Have you ever found patches of yellow daisies Doronicum pardalianches while out walking in the Scottish countryside?
is the Perthshire motto just now as we equip ourselves with waterproofs, wellingtons and umbrellas to protect from the worst of April’s daily deluges. Gone is the suncream, the smell of barbeques in the air, the blue skies and sunshine from March…sigh
. Though if you’re brave enough to venture out on a walk you might see some rays of wildflower sunshine
along the roadside verges. Now I don’t mean the dandelions or coltsfoot nor the fields of oil seed rape which are all in bloom just now but the Giant Leopards Bane.
|photo taken in between the showers last Saturday|
|Growing on a steep roadside verge|
Doronicum pardalianches is a fully hardy perennial and a member of the Asteraceace family.
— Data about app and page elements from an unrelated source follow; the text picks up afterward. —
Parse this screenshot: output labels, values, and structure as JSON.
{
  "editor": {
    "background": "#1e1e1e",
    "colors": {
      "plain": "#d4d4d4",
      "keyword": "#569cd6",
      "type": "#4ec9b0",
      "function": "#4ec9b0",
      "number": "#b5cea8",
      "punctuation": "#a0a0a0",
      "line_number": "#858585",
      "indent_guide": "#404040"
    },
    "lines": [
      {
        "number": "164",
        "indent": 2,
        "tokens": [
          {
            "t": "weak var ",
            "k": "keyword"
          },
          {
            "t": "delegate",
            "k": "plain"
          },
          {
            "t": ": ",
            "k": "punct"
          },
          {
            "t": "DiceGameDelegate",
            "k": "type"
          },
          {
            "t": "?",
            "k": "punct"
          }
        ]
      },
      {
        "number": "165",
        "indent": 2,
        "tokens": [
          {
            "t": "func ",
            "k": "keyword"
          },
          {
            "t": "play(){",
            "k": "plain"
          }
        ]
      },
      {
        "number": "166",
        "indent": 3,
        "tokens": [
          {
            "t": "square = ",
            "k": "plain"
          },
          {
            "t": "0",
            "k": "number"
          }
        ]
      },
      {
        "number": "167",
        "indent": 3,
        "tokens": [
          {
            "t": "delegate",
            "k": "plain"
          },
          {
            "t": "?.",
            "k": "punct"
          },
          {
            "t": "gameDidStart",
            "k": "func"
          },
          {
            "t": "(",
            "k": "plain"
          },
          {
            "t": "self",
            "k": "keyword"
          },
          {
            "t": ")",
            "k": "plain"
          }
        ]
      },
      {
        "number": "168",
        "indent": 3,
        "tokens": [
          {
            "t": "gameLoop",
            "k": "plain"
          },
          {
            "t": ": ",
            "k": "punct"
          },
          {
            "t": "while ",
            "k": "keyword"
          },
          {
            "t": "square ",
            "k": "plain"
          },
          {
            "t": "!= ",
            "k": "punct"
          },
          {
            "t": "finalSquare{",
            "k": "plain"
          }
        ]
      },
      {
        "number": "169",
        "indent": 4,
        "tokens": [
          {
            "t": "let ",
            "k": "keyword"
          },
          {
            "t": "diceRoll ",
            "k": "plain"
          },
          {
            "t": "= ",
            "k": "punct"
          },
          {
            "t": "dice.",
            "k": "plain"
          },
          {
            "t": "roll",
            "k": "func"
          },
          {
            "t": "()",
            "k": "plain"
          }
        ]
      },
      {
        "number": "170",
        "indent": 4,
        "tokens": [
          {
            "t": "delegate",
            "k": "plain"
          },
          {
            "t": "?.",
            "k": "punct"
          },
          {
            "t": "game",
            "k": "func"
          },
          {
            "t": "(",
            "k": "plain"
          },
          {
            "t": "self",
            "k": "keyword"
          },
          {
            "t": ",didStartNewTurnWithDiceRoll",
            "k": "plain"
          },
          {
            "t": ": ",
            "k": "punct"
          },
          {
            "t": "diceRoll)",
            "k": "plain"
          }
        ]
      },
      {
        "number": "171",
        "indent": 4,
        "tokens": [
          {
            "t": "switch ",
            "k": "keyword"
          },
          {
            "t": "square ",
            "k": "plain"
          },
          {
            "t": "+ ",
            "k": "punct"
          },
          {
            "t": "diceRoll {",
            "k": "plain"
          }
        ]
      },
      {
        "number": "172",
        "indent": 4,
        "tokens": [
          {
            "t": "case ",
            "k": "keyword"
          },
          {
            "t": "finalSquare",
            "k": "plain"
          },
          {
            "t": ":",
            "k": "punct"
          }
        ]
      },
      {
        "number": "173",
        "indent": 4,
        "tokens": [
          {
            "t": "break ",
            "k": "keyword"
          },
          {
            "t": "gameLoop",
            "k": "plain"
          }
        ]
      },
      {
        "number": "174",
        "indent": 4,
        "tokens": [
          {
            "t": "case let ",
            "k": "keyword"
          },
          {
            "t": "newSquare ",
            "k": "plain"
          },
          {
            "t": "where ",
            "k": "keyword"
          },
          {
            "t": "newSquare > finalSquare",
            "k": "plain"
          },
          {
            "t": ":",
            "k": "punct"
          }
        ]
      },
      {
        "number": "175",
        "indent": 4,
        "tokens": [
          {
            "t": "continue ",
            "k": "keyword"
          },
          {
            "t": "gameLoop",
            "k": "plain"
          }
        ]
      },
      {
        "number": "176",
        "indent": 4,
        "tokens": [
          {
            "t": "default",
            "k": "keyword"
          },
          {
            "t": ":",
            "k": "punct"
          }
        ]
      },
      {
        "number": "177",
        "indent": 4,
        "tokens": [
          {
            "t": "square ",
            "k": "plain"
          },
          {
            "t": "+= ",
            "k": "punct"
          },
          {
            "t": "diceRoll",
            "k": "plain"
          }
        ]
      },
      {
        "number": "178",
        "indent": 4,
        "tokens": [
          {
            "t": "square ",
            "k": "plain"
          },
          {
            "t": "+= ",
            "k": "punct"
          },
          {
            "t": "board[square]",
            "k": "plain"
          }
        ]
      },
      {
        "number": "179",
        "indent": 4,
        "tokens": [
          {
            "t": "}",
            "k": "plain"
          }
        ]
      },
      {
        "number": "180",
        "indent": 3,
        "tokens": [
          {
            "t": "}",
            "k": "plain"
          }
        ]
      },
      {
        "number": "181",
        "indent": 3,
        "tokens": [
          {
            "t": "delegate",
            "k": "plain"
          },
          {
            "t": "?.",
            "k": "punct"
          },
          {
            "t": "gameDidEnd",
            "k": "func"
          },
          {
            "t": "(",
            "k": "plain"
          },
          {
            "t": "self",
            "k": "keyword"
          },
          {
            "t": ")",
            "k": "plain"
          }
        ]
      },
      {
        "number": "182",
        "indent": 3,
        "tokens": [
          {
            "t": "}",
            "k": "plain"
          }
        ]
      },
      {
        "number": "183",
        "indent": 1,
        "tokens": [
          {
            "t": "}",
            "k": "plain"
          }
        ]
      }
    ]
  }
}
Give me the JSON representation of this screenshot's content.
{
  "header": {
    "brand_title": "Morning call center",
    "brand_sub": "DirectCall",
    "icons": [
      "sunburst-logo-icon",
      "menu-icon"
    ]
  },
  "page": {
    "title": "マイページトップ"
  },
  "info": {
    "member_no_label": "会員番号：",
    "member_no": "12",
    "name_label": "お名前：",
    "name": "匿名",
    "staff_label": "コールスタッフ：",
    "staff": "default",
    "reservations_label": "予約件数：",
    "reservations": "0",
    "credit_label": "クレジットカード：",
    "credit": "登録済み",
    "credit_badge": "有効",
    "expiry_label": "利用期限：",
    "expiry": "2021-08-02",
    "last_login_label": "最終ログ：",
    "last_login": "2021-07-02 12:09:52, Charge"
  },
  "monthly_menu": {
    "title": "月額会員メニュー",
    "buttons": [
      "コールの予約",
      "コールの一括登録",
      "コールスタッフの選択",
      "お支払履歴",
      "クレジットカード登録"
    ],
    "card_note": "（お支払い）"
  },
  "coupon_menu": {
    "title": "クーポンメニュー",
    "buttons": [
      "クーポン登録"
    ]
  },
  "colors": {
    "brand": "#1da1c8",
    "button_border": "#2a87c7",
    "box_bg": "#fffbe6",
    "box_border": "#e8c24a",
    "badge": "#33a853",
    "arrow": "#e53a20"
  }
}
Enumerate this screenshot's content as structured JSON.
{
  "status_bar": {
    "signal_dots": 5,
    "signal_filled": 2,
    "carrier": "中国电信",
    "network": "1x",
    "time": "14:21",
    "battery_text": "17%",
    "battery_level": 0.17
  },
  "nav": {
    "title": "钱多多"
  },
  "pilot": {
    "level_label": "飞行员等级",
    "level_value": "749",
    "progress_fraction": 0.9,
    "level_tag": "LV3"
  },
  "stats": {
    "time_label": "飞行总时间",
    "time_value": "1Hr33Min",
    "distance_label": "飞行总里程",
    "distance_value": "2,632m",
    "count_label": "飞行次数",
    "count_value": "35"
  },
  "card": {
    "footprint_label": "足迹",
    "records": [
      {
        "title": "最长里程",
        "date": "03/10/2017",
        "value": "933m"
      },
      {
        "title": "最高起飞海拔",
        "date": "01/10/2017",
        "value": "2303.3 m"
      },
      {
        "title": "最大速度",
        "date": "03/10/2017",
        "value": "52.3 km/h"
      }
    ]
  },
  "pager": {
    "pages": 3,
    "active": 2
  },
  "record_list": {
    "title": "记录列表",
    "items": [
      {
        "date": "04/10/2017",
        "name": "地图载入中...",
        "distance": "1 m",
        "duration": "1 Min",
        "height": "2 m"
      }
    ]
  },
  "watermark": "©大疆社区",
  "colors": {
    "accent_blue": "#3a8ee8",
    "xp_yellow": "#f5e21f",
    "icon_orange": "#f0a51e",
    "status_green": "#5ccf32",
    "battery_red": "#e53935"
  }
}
It grows around 2-3 feet tall and has between 2-5 bright yellow single daisy flowers per stem with heart shaped toothed leaves. The plant was first introduced to the UK in medieval times as a medicinal herb. In fact it has now naturalised across most of Eastern Scotland. It was thought that it gave men the power to destroy wild beasts. Hence it’s common name Leopards Bane. It also was used as a poison and added to raw meat for bait. (from the Journal of the Royal Society of Medicine)
You can find it growing on the edges of woodlands. As well as on grassy roadside verges. Moreover not far from home it turns one steep roadside bank into bright yellow from late Spring into early May. Here it drifts undisturbed in dappled shade as it is detested by the rabbits and deer that graze in the surrounding fields.
|Giant Leopards Bane – Doronicum pardalianches.|
Doronicum pardalianches is very bee friendly.
If you’re troubled by rabbits and deer this is a great choice for a woodland garden or cottage garden. It’s shallow rooted and spreads by rhizomes. Though it could become invasive if the conditions are just right. But nothing that a spade can’t sort out.
Just as the daffodils finish flowering the Giant Leopards Bane will continue the yellow colour theme in the garden into May. If planted among the daffodils it can also mask their dying leaves. It would also look good grown with our native blue forget me nots – Myosotis.
|native blue forget me nots – Myosotis – a good companion plant|
A More Tamed Plant?
If you want a more ‘tamed‘ Dorinicum there are many cultivated varieties sold in nurseries and garden centres. Examples like ‘Little Leo’ and ‘Miss Mason’. However you’ll need to be quick though as these plants are usually only for sale in the spring and early summer. By the middle of summer the plant has gone dormant and the foliage has completely disappeared until next spring.